## INSTRUCTIONS TO FOLLOW
Your reply should be made up of every line in the records below that holds the string "JSON".

## GIVEN DATA
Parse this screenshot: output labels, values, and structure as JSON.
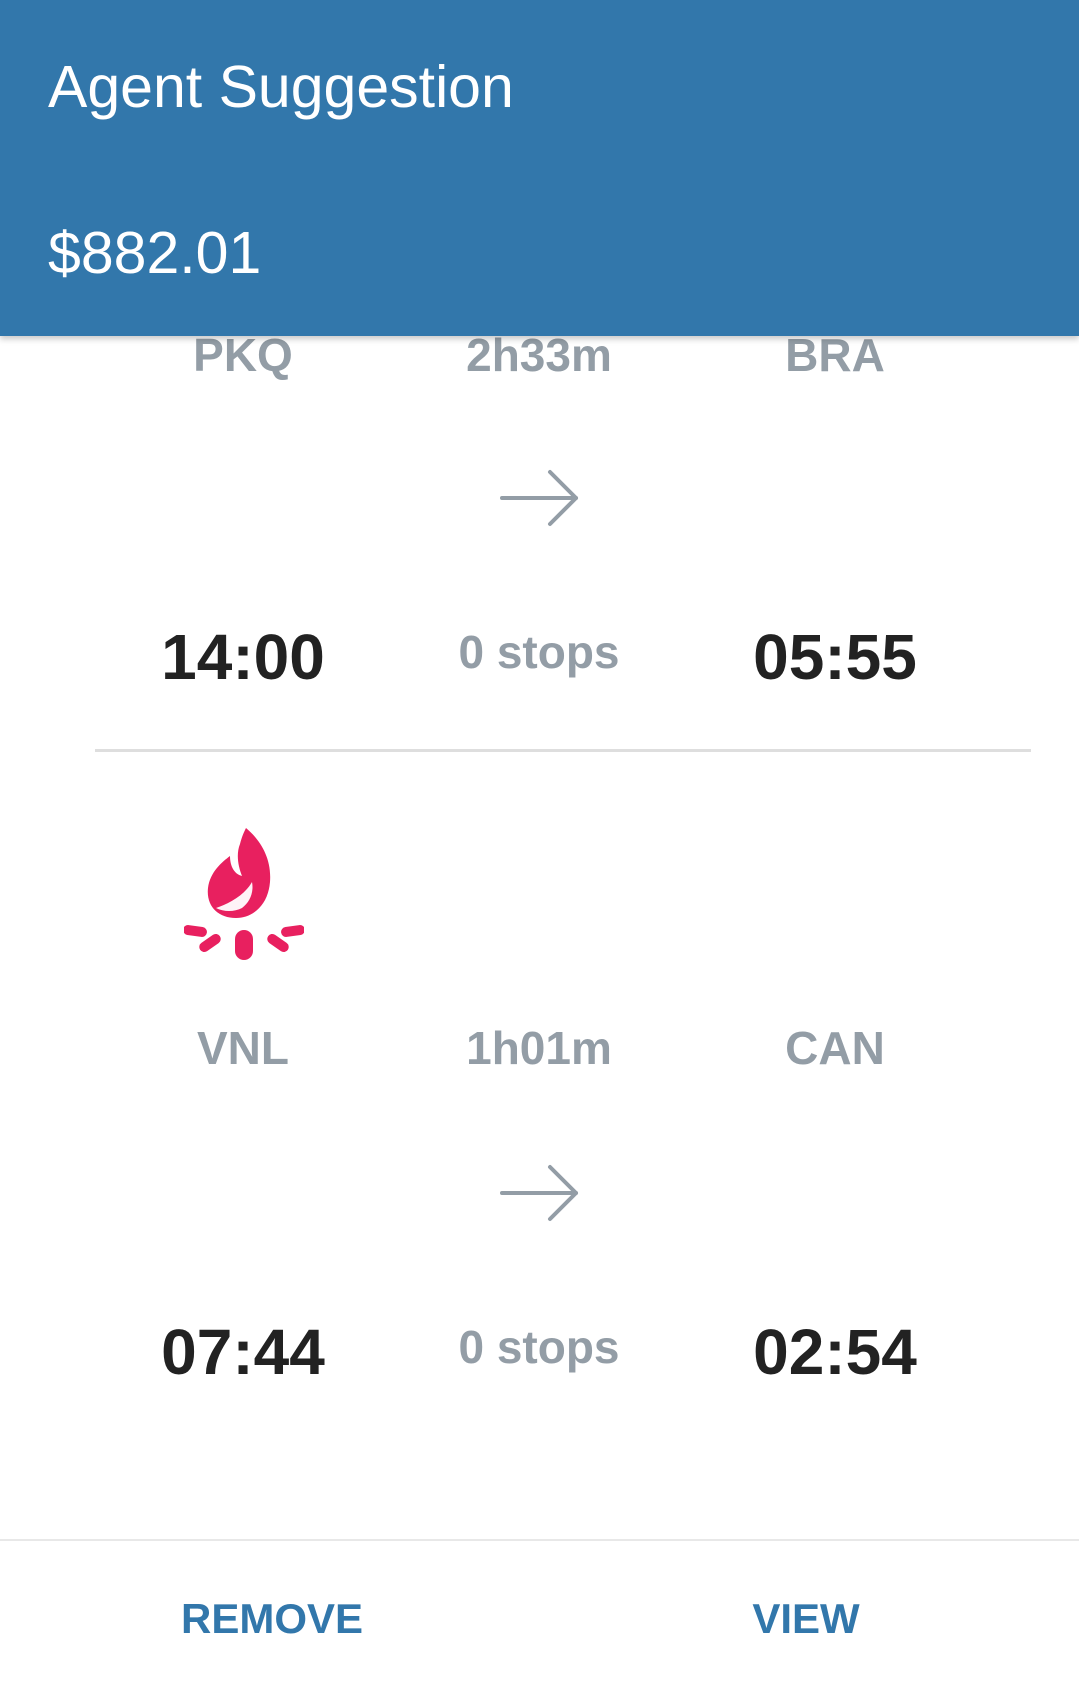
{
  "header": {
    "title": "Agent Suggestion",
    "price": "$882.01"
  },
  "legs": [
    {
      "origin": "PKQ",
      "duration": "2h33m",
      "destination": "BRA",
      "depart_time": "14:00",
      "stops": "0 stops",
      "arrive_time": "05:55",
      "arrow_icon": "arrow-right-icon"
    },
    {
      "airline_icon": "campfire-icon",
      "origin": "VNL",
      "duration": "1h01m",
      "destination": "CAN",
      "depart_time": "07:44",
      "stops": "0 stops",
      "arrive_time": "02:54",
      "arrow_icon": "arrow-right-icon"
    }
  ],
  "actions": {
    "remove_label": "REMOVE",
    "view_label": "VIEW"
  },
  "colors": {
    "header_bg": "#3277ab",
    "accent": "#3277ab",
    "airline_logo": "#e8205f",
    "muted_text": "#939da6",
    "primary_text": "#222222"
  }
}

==

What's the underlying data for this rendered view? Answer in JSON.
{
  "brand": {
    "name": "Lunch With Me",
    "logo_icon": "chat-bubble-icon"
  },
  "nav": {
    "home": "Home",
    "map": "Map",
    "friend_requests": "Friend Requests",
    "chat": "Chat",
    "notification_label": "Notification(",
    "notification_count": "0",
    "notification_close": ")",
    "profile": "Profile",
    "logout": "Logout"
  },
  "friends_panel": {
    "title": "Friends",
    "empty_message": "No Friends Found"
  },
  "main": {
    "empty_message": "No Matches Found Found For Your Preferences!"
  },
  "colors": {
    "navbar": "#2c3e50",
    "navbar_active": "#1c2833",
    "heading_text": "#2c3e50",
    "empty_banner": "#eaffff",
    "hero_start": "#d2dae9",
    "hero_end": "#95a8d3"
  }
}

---

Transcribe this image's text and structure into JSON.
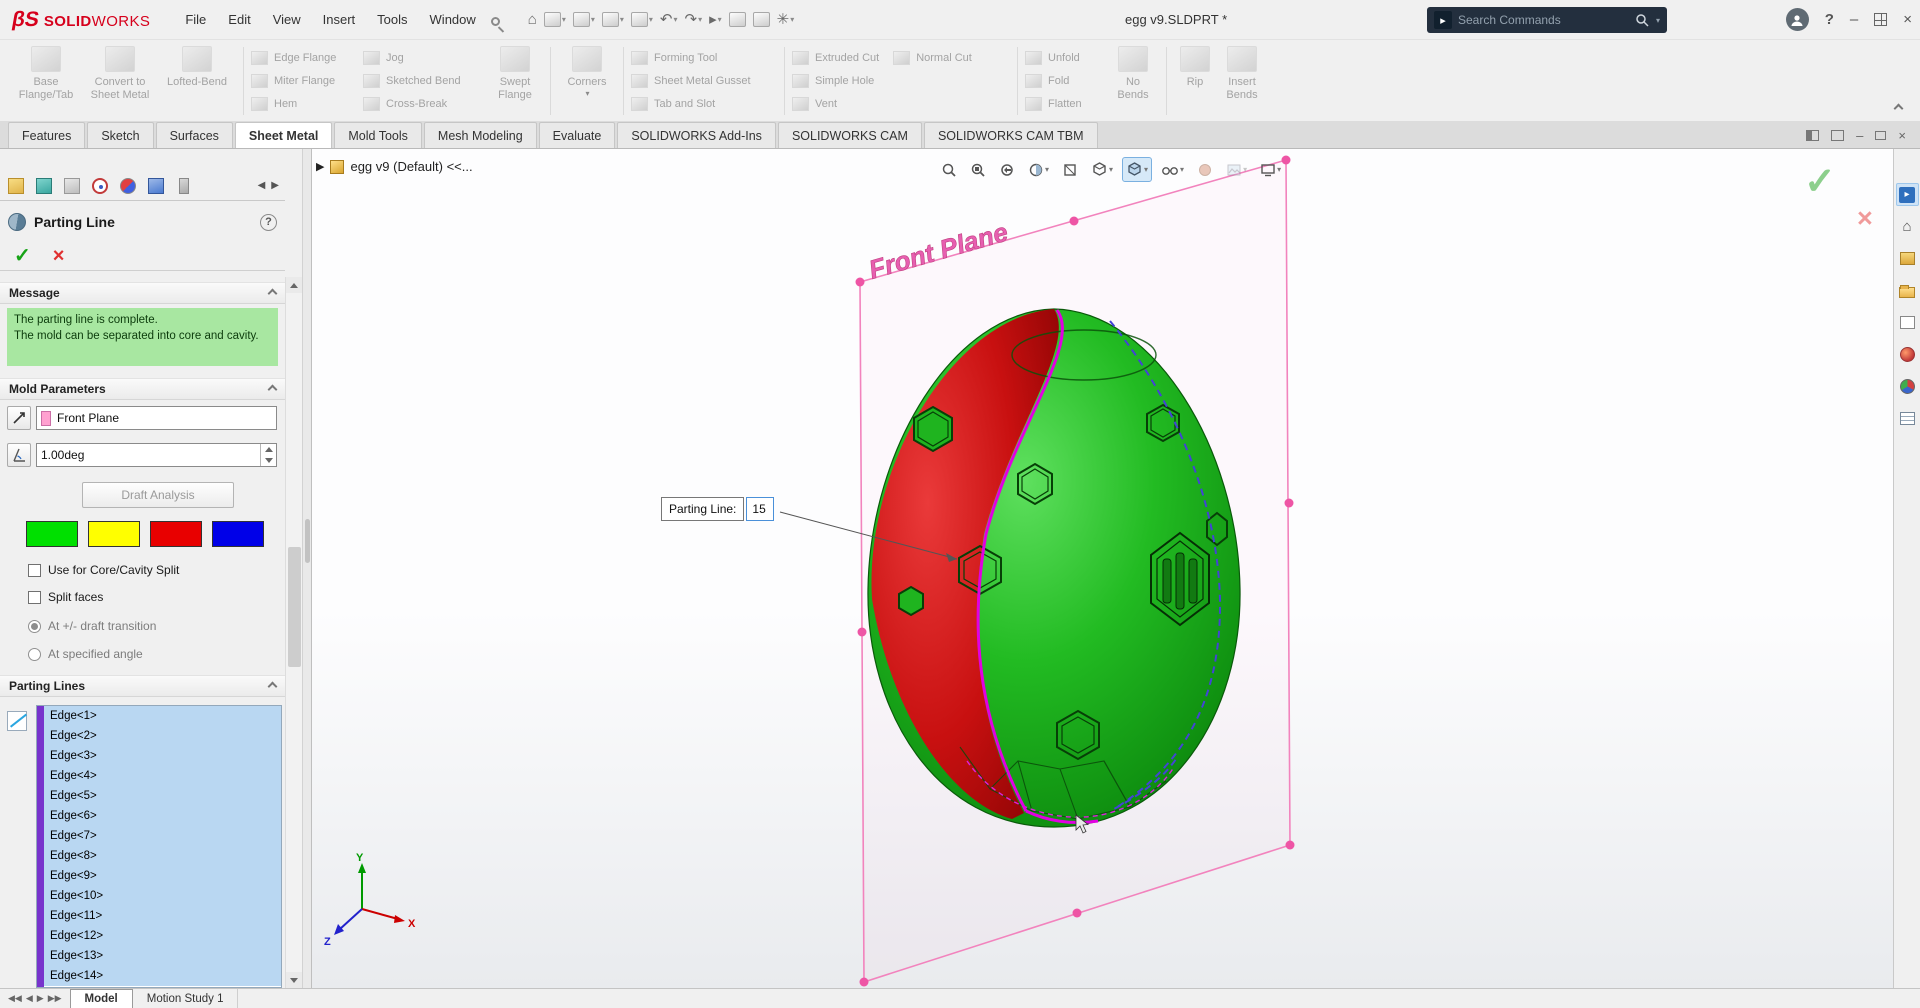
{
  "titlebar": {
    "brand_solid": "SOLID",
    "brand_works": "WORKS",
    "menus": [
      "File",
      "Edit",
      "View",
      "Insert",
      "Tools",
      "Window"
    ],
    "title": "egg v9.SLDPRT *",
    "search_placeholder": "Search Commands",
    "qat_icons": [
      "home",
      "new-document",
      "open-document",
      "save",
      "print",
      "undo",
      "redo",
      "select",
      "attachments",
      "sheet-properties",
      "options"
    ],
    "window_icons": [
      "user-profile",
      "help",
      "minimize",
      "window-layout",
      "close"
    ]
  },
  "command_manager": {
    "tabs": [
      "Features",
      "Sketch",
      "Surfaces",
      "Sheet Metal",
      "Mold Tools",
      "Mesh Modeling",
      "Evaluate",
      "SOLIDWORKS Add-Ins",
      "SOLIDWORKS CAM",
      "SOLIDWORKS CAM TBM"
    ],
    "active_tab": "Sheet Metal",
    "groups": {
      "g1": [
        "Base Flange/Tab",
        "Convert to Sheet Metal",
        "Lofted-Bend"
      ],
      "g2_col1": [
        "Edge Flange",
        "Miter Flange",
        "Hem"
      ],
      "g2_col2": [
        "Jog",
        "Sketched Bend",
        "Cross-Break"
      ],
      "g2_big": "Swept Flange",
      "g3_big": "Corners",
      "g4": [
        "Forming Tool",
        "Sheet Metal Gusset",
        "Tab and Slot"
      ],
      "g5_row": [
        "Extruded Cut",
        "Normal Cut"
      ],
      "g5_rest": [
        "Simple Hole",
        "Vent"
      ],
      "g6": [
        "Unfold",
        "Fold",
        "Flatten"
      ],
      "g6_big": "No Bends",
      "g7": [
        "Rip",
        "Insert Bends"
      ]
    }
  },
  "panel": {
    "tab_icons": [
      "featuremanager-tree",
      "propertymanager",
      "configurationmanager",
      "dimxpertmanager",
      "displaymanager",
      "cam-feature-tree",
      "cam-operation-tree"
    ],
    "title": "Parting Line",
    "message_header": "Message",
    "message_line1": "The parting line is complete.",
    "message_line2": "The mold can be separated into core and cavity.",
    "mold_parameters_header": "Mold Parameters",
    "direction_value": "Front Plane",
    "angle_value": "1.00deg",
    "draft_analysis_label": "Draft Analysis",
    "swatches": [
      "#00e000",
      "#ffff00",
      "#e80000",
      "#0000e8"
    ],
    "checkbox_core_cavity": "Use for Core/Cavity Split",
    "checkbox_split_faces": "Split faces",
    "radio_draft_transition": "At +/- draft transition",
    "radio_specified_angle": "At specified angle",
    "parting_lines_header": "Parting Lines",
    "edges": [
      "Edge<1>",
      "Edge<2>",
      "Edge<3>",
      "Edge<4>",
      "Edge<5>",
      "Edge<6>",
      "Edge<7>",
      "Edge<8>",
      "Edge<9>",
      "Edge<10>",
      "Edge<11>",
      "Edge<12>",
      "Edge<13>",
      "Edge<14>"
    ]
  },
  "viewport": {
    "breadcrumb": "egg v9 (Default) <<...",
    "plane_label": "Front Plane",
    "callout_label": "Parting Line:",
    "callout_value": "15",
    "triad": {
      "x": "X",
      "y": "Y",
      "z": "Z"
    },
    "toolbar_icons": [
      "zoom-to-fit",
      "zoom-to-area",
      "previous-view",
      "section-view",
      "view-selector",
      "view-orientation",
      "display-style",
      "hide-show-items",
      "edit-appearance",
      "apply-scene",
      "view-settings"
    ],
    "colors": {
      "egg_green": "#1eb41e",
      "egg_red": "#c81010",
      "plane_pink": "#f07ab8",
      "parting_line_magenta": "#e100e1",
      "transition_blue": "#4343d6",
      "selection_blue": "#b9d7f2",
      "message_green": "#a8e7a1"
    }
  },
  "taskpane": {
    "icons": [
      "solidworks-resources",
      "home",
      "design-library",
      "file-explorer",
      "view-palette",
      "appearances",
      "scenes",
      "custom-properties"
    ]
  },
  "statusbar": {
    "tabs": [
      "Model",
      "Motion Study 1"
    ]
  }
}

## PROBLEM SOLUTION
Parse this screenshot: output labels, values, and structure as JSON.
What's the underlying data for this rendered view? Answer in JSON.
Transcribe this image's text and structure into JSON.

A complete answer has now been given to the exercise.